■ WHAT YOU SHOULD DO:
Go over the data and keep only the lines that include "left".

■ DATA PROVIDED:
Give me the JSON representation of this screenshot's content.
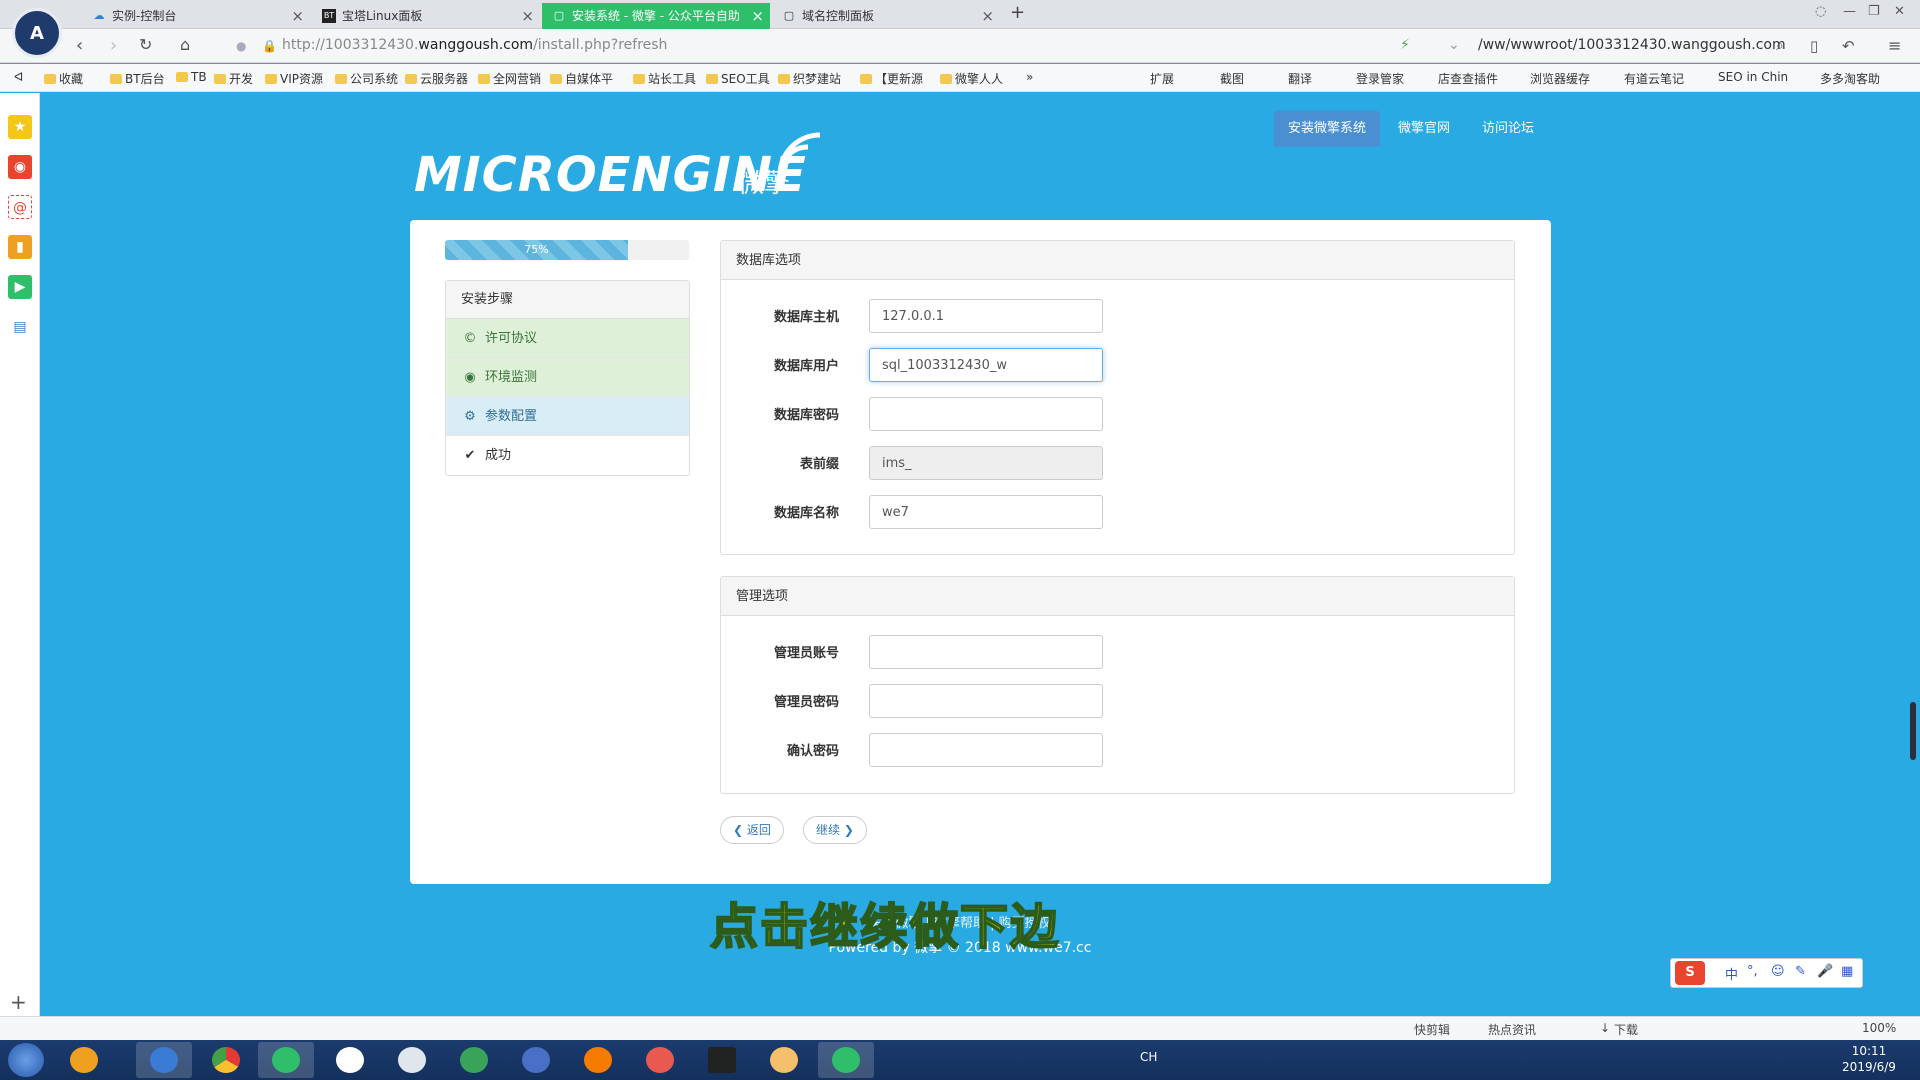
{
  "browser": {
    "tabs": [
      {
        "label": "实例-控制台",
        "icon": "cloud-icon",
        "active": false
      },
      {
        "label": "宝塔Linux面板",
        "icon": "bt-icon",
        "active": false
      },
      {
        "label": "安装系统 - 微擎 - 公众平台自助",
        "icon": "page-icon",
        "active": true
      },
      {
        "label": "域名控制面板",
        "icon": "page-icon",
        "active": false
      }
    ],
    "logo_text": "A",
    "url_prefix": "http://1003312430.",
    "url_host": "wanggoush.com",
    "url_path": "/install.php?refresh",
    "path_box": "/ww/wwwroot/1003312430.wanggoush.com",
    "bookmarks": [
      "收藏",
      "BT后台",
      "TB",
      "开发",
      "VIP资源",
      "公司系统",
      "云服务器",
      "全网营销",
      "自媒体平",
      "站长工具",
      "SEO工具",
      "织梦建站",
      "【更新源",
      "微擎人人"
    ],
    "more": "»",
    "right_bookmarks": [
      "扩展",
      "截图",
      "翻译",
      "登录管家",
      "店查查插件",
      "浏览器缓存",
      "有道云笔记",
      "SEO in Chin",
      "多多淘客助"
    ]
  },
  "header": {
    "brand_text": "MICROENGINE",
    "brand_cn": "微擎",
    "nav": [
      "安装微擎系统",
      "微擎官网",
      "访问论坛"
    ]
  },
  "progress": {
    "label": "75%",
    "value": 0.75
  },
  "steps": {
    "title": "安装步骤",
    "items": [
      {
        "label": "许可协议",
        "icon": "copyright-icon",
        "state": "done"
      },
      {
        "label": "环境监测",
        "icon": "eye-icon",
        "state": "done"
      },
      {
        "label": "参数配置",
        "icon": "gear-icon",
        "state": "current"
      },
      {
        "label": "成功",
        "icon": "check-icon",
        "state": "pending"
      }
    ]
  },
  "db": {
    "title": "数据库选项",
    "fields": [
      {
        "label": "数据库主机",
        "value": "127.0.0.1"
      },
      {
        "label": "数据库用户",
        "value": "sql_1003312430_w"
      },
      {
        "label": "数据库密码",
        "value": ""
      },
      {
        "label": "表前缀",
        "value": "ims_"
      },
      {
        "label": "数据库名称",
        "value": "we7"
      }
    ]
  },
  "admin": {
    "title": "管理选项",
    "fields": [
      {
        "label": "管理员账号",
        "value": ""
      },
      {
        "label": "管理员密码",
        "value": ""
      },
      {
        "label": "确认密码",
        "value": ""
      }
    ]
  },
  "buttons": {
    "back": "返回",
    "next": "继续"
  },
  "footer": {
    "line1": "关于微擎 | 微擎帮助 | 购买授权",
    "line2": "Powered by 微擎 © 2018 www.we7.cc"
  },
  "caption": "点击继续做下边",
  "ime": {
    "items": [
      "中",
      "°,",
      "☺",
      "✎",
      "🎤",
      "▦"
    ]
  },
  "statusbar": {
    "items": [
      "快剪辑",
      "热点资讯",
      "下载",
      "100%"
    ]
  },
  "taskbar": {
    "clock_time": "10:11",
    "clock_date": "2019/6/9",
    "tray_lang": "CH"
  }
}
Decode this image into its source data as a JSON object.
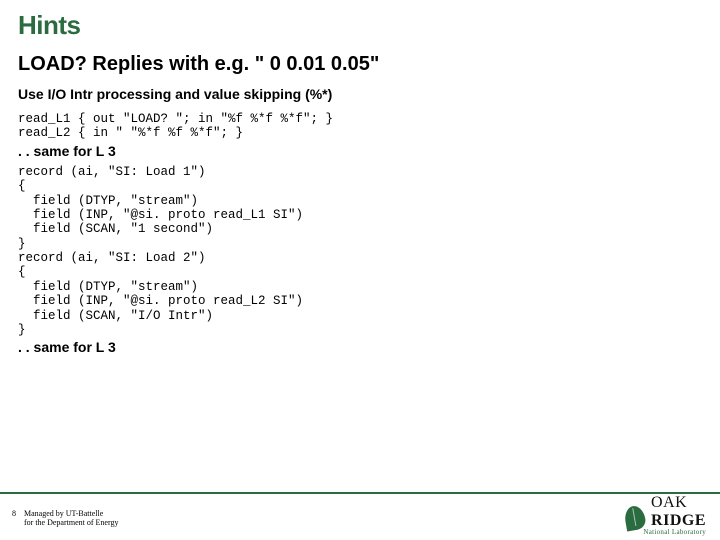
{
  "slide": {
    "title": "Hints",
    "subtitle": "LOAD? Replies with e.g. \" 0 0.01 0.05\"",
    "sub2": "Use I/O Intr processing and value skipping (%*)",
    "code1": "read_L1 { out \"LOAD? \"; in \"%f %*f %*f\"; }\nread_L2 { in \" \"%*f %f %*f\"; }",
    "note1": ". . same for L 3",
    "code2": "record (ai, \"SI: Load 1\")\n{\n  field (DTYP, \"stream\")\n  field (INP, \"@si. proto read_L1 SI\")\n  field (SCAN, \"1 second\")\n}\nrecord (ai, \"SI: Load 2\")\n{\n  field (DTYP, \"stream\")\n  field (INP, \"@si. proto read_L2 SI\")\n  field (SCAN, \"I/O Intr\")\n}",
    "note2": ". . same for L 3"
  },
  "footer": {
    "page": "8",
    "managed_l1": "Managed by UT-Battelle",
    "managed_l2": "for the Department of Energy"
  },
  "logo": {
    "oak": "OAK",
    "ridge": "RIDGE",
    "sub": "National Laboratory"
  }
}
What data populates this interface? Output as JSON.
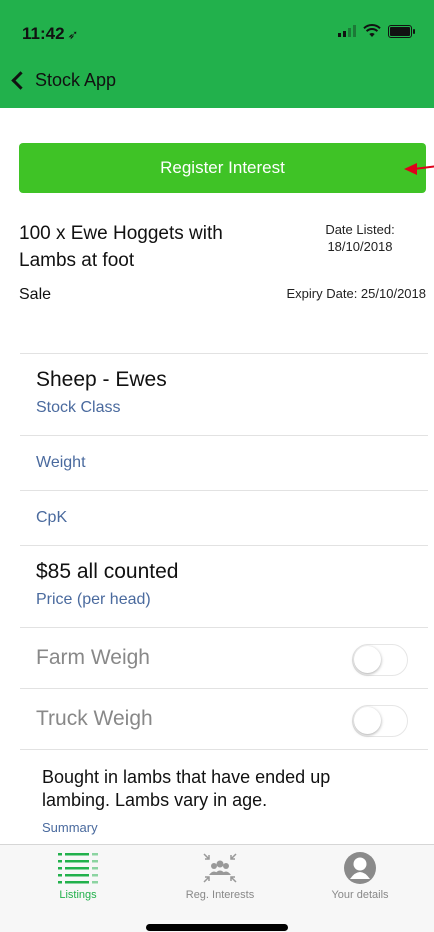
{
  "status": {
    "time": "11:42"
  },
  "nav": {
    "back_label": "Stock App"
  },
  "register_button": {
    "label": "Register Interest"
  },
  "listing": {
    "title": "100 x Ewe Hoggets with Lambs at foot",
    "date_listed_label": "Date Listed:",
    "date_listed_value": "18/10/2018",
    "type": "Sale",
    "expiry": "Expiry Date: 25/10/2018"
  },
  "details": {
    "stock_class_value": "Sheep - Ewes",
    "stock_class_label": "Stock Class",
    "weight_label": "Weight",
    "cpk_label": "CpK",
    "price_value": "$85 all counted",
    "price_label": "Price (per head)",
    "farm_weigh_label": "Farm Weigh",
    "truck_weigh_label": "Truck Weigh"
  },
  "summary": {
    "text": "Bought in lambs that have ended up lambing. Lambs vary in age.",
    "label": "Summary"
  },
  "tabs": [
    {
      "label": "Listings",
      "icon": "list-icon",
      "active": true
    },
    {
      "label": "Reg. Interests",
      "icon": "people-icon",
      "active": false
    },
    {
      "label": "Your details",
      "icon": "user-icon",
      "active": false
    }
  ],
  "colors": {
    "header": "#22b14c",
    "button": "#3fc326",
    "label_blue": "#4a6a9e"
  }
}
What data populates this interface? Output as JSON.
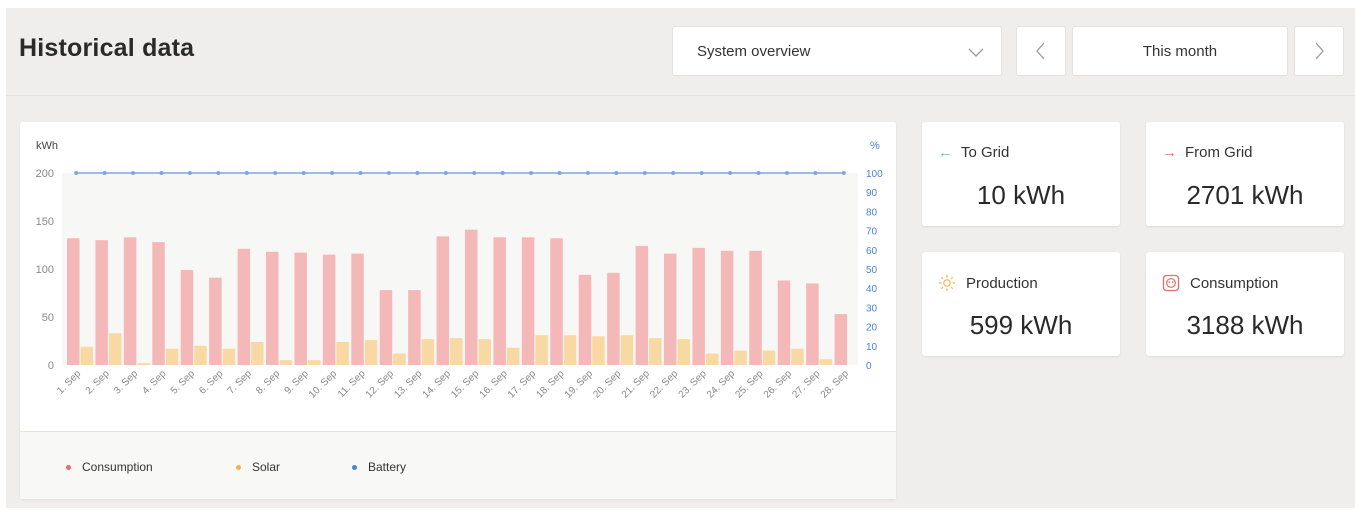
{
  "header": {
    "title": "Historical data",
    "view_select": "System overview",
    "period": "This month"
  },
  "icons": {
    "view_select_chevron": "chevron-down-icon",
    "prev": "chevron-left-icon",
    "next": "chevron-right-icon",
    "to_grid": "arrow-left-icon",
    "from_grid": "arrow-right-icon",
    "production": "sun-icon",
    "consumption": "outlet-icon"
  },
  "colors": {
    "consumption": "#f4b8b8",
    "solar": "#f8d9a3",
    "battery": "#7fa6dd",
    "grid_in": "#7cc47e",
    "grid_out": "#e46d6d",
    "production": "#f2b04f",
    "consumption_icon": "#e46d6d"
  },
  "stats": {
    "to_grid": {
      "label": "To Grid",
      "value": "10 kWh"
    },
    "from_grid": {
      "label": "From Grid",
      "value": "2701 kWh"
    },
    "production": {
      "label": "Production",
      "value": "599 kWh"
    },
    "consumption": {
      "label": "Consumption",
      "value": "3188 kWh"
    }
  },
  "legend": [
    "Consumption",
    "Solar",
    "Battery"
  ],
  "chart_data": {
    "type": "bar",
    "ylabel": "kWh",
    "y2label": "%",
    "ylim": [
      0,
      200
    ],
    "y2lim": [
      0,
      100
    ],
    "yticks": [
      0,
      50,
      100,
      150,
      200
    ],
    "y2ticks": [
      0,
      10,
      20,
      30,
      40,
      50,
      60,
      70,
      80,
      90,
      100
    ],
    "grid": false,
    "legend_position": "bottom",
    "categories": [
      "1. Sep",
      "2. Sep",
      "3. Sep",
      "4. Sep",
      "5. Sep",
      "6. Sep",
      "7. Sep",
      "8. Sep",
      "9. Sep",
      "10. Sep",
      "11. Sep",
      "12. Sep",
      "13. Sep",
      "14. Sep",
      "15. Sep",
      "16. Sep",
      "17. Sep",
      "18. Sep",
      "19. Sep",
      "20. Sep",
      "21. Sep",
      "22. Sep",
      "23. Sep",
      "24. Sep",
      "25. Sep",
      "26. Sep",
      "27. Sep",
      "28. Sep"
    ],
    "series": [
      {
        "name": "Consumption",
        "axis": "left",
        "values": [
          132,
          130,
          133,
          128,
          99,
          91,
          121,
          118,
          117,
          115,
          116,
          78,
          78,
          134,
          141,
          133,
          133,
          132,
          94,
          96,
          124,
          116,
          122,
          119,
          119,
          88,
          85,
          53
        ]
      },
      {
        "name": "Solar",
        "axis": "left",
        "values": [
          19,
          33,
          2,
          17,
          20,
          17,
          24,
          5,
          5,
          24,
          26,
          12,
          27,
          28,
          27,
          18,
          31,
          31,
          30,
          31,
          28,
          27,
          12,
          15,
          15,
          17,
          6,
          0
        ]
      },
      {
        "name": "Battery",
        "axis": "right",
        "values": [
          100,
          100,
          100,
          100,
          100,
          100,
          100,
          100,
          100,
          100,
          100,
          100,
          100,
          100,
          100,
          100,
          100,
          100,
          100,
          100,
          100,
          100,
          100,
          100,
          100,
          100,
          100,
          100
        ]
      }
    ]
  }
}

■ ANSWER SPACE:
    "prev": "chevron-left-icon",
    "to_grid": "arrow-left-icon",
        "axis": "left",
        "axis": "left",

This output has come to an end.